Most recently, Anderson has centered much of his research on “hotspot” volcanism and the idea behind mantle plume models. A “hotspot” is the term that geophysicist use to describe concentrated hot regions of the shallow mantle. A mantle plume is an upwelling or downwelling feature in a fluid (the mantle) that is maintained by thermal buoyancy. In addition to authoring numerous scientific papers on mantle plumes, Don L. Anderson manages the informative web site,, which discusses various aspects of the origin of “hotspot” volcanism.


Other interesting scientific contributions


Don L. Anderson has made significant contributions to the National Aeronautics and Space Administration (NASA) since the mid-1960s. He was initially on the Planetary Advisory Subcommittee from 1966 to 1969, after which he received the Apollo Achievement Award in 1969. He then went on to be involved in the Committee on Earth Sciences, the Earth Dynamics Working Group, and the Viking Science Steering Group. He was also the Viking Seismology Team Leader, heading a group of researchers who designed a seismology experiment to study the level of seismic activity on Mars. Following his involvement in the Viking 2 Lander project, Anderson received the NASA Distinguished Scientific Achievement Award in 1977.


Other cool stuff you should know about Don L. Anderson

Anderson was in the Air Force for a short time; his job in the service was to determine how thick Greenland ice needed to be in order to support disabled Air Force planes that landed on it. Anderson ended up writing several scientific papers on sea ice growth rates and overall strength.




Anderson, Don L. Interview by Shirley K. Cohen. Pasadena, California, February 24, March 10, April 13, 1999. Oral History Project, California Institute of Technology Archives. Retrieved 29 May 2012 from


Anderson, Don L. (earth scientist) [Web article] Retrieved 5 June 2012 from


"Don L. Anderson" [Web page] Division of Geological Planetary Sciences. Retrieved 28 May 2012 from


"Don L. Anderson" [Web page] Seismological Laboratory. Retrieved 29 May 2012 from


"Don L. Anderson" [Web article] Wikipedia. Retrieved 28 May 2012 from

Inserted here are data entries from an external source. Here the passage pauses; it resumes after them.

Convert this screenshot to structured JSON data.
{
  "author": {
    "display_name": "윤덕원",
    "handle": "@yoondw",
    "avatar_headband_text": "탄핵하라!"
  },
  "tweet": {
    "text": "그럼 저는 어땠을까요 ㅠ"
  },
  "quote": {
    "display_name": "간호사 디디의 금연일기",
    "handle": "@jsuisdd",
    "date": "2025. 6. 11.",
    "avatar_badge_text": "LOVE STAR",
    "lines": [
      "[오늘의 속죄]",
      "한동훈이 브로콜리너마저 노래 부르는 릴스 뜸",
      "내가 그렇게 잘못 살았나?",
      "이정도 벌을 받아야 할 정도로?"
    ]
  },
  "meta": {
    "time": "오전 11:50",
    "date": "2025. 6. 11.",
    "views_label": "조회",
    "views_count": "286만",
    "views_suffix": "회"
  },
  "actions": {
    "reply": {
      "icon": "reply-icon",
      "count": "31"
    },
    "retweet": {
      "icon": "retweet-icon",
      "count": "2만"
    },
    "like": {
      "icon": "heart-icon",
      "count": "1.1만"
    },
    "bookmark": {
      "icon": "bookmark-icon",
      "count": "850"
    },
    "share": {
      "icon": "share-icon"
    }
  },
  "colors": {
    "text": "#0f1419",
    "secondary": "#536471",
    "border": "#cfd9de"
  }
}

"Seismology: NSSDC ID: 1975-083C-08" [Web page] NASA National Space Science Data Center. Retrieved 29 May 2012 from


“What is a plume?” [Web article] Don L. Anderson. Retrieved 5 June 2012 from